The next step is to define the Download Dependencies block, where we’ll download and cache the Python modules with Pip:

  • Click on Block #1 and change its name to “Download dependencies”
  • Change the name of the job to “Pip download”
  • Type the following commands in the box:
checkout
sem-version python 3.8
cache restore
pip download --cache-dir .pip_cache -r requirements.txt
cache store
  • Click on Run the Workflow on the top-right corner, change the branch to master and then on Start:

The pipeline will start immediately:

The block we just created shows various properties of the pipelines in Semaphore:

  • checkout: this is a Semaphore built-in command that clones the GitHub repository into the CI environment.
  • sem-version: a Semaphore built-in command to manage programming language versions. Semaphore supports most Python versions.
  • cache: the cache commands provides read and write access to Semaphore’s cache, a project-wide storage for the jobs.
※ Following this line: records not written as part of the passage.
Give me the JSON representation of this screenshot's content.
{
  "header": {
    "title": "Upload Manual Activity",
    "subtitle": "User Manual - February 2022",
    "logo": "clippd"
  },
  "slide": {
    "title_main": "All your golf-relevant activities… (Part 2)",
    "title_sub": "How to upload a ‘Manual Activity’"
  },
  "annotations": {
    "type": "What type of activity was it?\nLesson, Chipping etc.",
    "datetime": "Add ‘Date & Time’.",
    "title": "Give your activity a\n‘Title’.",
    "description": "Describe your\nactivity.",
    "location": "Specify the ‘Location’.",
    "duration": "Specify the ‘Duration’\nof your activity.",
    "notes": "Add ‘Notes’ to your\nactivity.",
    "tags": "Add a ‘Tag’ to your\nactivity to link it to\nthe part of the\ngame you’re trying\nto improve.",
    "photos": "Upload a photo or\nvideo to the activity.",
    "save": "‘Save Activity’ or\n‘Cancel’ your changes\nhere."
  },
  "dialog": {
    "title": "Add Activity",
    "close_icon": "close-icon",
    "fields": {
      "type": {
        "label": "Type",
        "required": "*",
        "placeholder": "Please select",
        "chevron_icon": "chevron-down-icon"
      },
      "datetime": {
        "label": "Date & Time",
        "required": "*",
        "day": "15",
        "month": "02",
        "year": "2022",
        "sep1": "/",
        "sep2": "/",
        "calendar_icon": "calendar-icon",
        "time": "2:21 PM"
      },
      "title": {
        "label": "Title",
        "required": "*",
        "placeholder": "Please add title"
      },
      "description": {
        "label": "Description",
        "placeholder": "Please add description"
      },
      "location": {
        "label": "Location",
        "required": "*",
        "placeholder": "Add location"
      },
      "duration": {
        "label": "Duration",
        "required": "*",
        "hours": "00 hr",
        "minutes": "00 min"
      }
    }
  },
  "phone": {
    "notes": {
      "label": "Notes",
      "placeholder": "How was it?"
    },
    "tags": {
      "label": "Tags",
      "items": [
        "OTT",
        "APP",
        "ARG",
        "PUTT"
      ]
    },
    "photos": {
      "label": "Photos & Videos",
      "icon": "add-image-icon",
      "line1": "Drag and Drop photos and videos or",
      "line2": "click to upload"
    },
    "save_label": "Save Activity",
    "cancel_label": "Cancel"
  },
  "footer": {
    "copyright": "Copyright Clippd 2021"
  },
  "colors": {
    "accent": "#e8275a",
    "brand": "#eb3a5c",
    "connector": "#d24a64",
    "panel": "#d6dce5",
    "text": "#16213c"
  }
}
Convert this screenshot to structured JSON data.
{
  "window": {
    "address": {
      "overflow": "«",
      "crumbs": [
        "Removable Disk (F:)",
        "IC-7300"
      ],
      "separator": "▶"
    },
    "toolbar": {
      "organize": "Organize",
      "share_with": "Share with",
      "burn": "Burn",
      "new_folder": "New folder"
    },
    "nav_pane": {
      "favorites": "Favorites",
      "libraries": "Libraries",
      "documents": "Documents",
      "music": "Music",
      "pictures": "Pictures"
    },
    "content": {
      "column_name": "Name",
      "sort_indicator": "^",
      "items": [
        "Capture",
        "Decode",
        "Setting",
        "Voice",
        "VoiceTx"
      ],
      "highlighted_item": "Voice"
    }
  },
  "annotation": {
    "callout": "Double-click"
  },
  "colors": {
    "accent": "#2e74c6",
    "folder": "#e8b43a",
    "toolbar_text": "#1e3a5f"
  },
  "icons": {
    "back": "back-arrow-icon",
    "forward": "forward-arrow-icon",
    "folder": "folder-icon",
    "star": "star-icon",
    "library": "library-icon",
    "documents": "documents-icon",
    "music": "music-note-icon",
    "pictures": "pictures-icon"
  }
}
Cache will detect the .pip_cache directory and automatically save it.

Mocking Block

The final step is to add the Test block, where we’ll run our unit tests:

  • Click on Edit Workflow to open the Workflow Builder again:
  • Click on the + Add Block dotted line button to create a new block:
  • Set the name of the new block to “Mocking”
  • Open the Prologue section and type the following commands. The prologue is executed before each job and, in this case, it will restore the cached Python modules and install them with Pip:
checkout
sem-version python 3.8
cache restore
pip install -r requirements.txt --cache-dir .pip_cache
  • Change the name of the job to “Test calculator” and type the following commands:
cd calculator
python -m unittest
  • Add a new job using the +Add another job link and set its name to “Test blog”.
  • Type the following commands in the box:
cd blog
python -m unittest
  • Click on Run the Workflow and Start

Finally, we have a complete pipeline that runs our mocking tests on every push to GitHub:

Conclusion

In this article, we have gone through the basics of mocking with Python. We have covered using the @patch decorator and also how to use side effects to provide alternative behavior to your mocks. We also covered how to run a build on Semaphore.

You should now be able to use Python’s inbuilt mocking capabilities to replace parts of your system under test to write better and faster tests.

For more detailed information, the official docs are a good place to start.

Please feel free to leave your comments and questions in the comments section below.